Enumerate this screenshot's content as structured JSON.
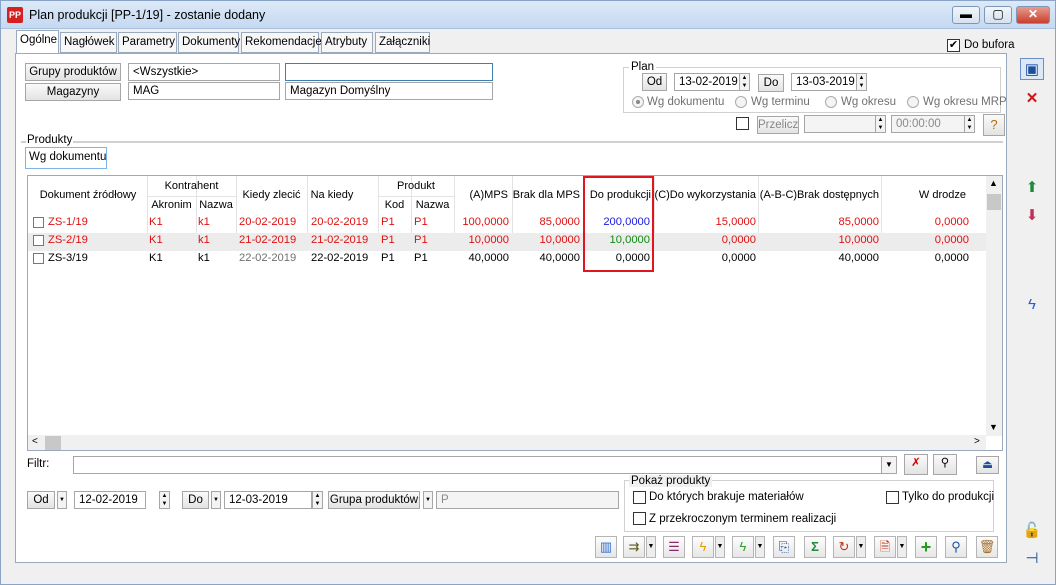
{
  "window": {
    "title": "Plan produkcji [PP-1/19] - zostanie dodany",
    "app_icon": "PP",
    "buttons": {
      "minimize": "▬",
      "maximize": "▢",
      "close": "✕"
    }
  },
  "tabs": [
    {
      "label": "Ogólne"
    },
    {
      "label": "Nagłówek"
    },
    {
      "label": "Parametry"
    },
    {
      "label": "Dokumenty"
    },
    {
      "label": "Rekomendacje"
    },
    {
      "label": "Atrybuty"
    },
    {
      "label": "Załączniki"
    }
  ],
  "do_bufora": {
    "label": "Do bufora",
    "checked": true
  },
  "filters": {
    "grupy_btn": "Grupy produktów",
    "grupy_value": "<Wszystkie>",
    "grupy_extra": "",
    "magazyny_btn": "Magazyny",
    "magazyn_code": "MAG",
    "magazyn_name": "Magazyn Domyślny"
  },
  "plan": {
    "group_label": "Plan",
    "od_label": "Od",
    "od_value": "13-02-2019",
    "do_label": "Do",
    "do_value": "13-03-2019",
    "radios": [
      {
        "label": "Wg dokumentu",
        "selected": true
      },
      {
        "label": "Wg terminu",
        "selected": false
      },
      {
        "label": "Wg okresu",
        "selected": false
      },
      {
        "label": "Wg okresu MRP",
        "selected": false
      }
    ],
    "przelicz_label": "Przelicz",
    "przelicz_value": "",
    "time_value": "00:00:00"
  },
  "produkty": {
    "group_label": "Produkty",
    "subtab": "Wg dokumentu"
  },
  "table": {
    "headers": {
      "dok": "Dokument źródłowy",
      "kontrahent": "Kontrahent",
      "akronim": "Akronim",
      "nazwa": "Nazwa",
      "kiedy_zlecic": "Kiedy zlecić",
      "na_kiedy": "Na kiedy",
      "produkt": "Produkt",
      "kod": "Kod",
      "pnazwa": "Nazwa",
      "mps": "(A)MPS",
      "brak_mps": "Brak dla MPS",
      "do_produkcji": "Do produkcji",
      "do_wyk": "(C)Do wykorzystania",
      "brak_dost": "(A-B-C)Brak dostępnych",
      "w_drodze": "W drodze"
    },
    "rows": [
      {
        "dok": "ZS-1/19",
        "akronim": "K1",
        "nazwa": "k1",
        "kiedy": "20-02-2019",
        "na_kiedy": "20-02-2019",
        "kod": "P1",
        "pnazwa": "P1",
        "mps": "100,0000",
        "brak_mps": "85,0000",
        "do_prod": "200,0000",
        "do_wyk": "15,0000",
        "brak_dost": "85,0000",
        "w_drodze": "0,0000"
      },
      {
        "dok": "ZS-2/19",
        "akronim": "K1",
        "nazwa": "k1",
        "kiedy": "21-02-2019",
        "na_kiedy": "21-02-2019",
        "kod": "P1",
        "pnazwa": "P1",
        "mps": "10,0000",
        "brak_mps": "10,0000",
        "do_prod": "10,0000",
        "do_wyk": "0,0000",
        "brak_dost": "10,0000",
        "w_drodze": "0,0000"
      },
      {
        "dok": "ZS-3/19",
        "akronim": "K1",
        "nazwa": "k1",
        "kiedy": "22-02-2019",
        "na_kiedy": "22-02-2019",
        "kod": "P1",
        "pnazwa": "P1",
        "mps": "40,0000",
        "brak_mps": "40,0000",
        "do_prod": "0,0000",
        "do_wyk": "0,0000",
        "brak_dost": "40,0000",
        "w_drodze": "0,0000"
      }
    ]
  },
  "filtr": {
    "label": "Filtr:",
    "value": ""
  },
  "bottom": {
    "od_label": "Od",
    "od_value": "12-02-2019",
    "do_label": "Do",
    "do_value": "12-03-2019",
    "grupa_btn": "Grupa produktów",
    "grupa_value": "P"
  },
  "pokaz": {
    "group_label": "Pokaż produkty",
    "opt1": "Do których brakuje materiałów",
    "opt2": "Z przekroczonym terminem realizacji",
    "opt3": "Tylko do produkcji"
  },
  "colors": {
    "red": "#e01010",
    "blue": "#1a1adf",
    "green": "#108a10",
    "highlight": "#e0151e"
  }
}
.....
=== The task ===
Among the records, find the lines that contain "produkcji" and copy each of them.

=== Response to the exercise ===
    "title": "Plan produkcji [PP-1/19] - zostanie dodany",
      "do_produkcji": "Do produkcji",
    "opt3": "Tylko do produkcji"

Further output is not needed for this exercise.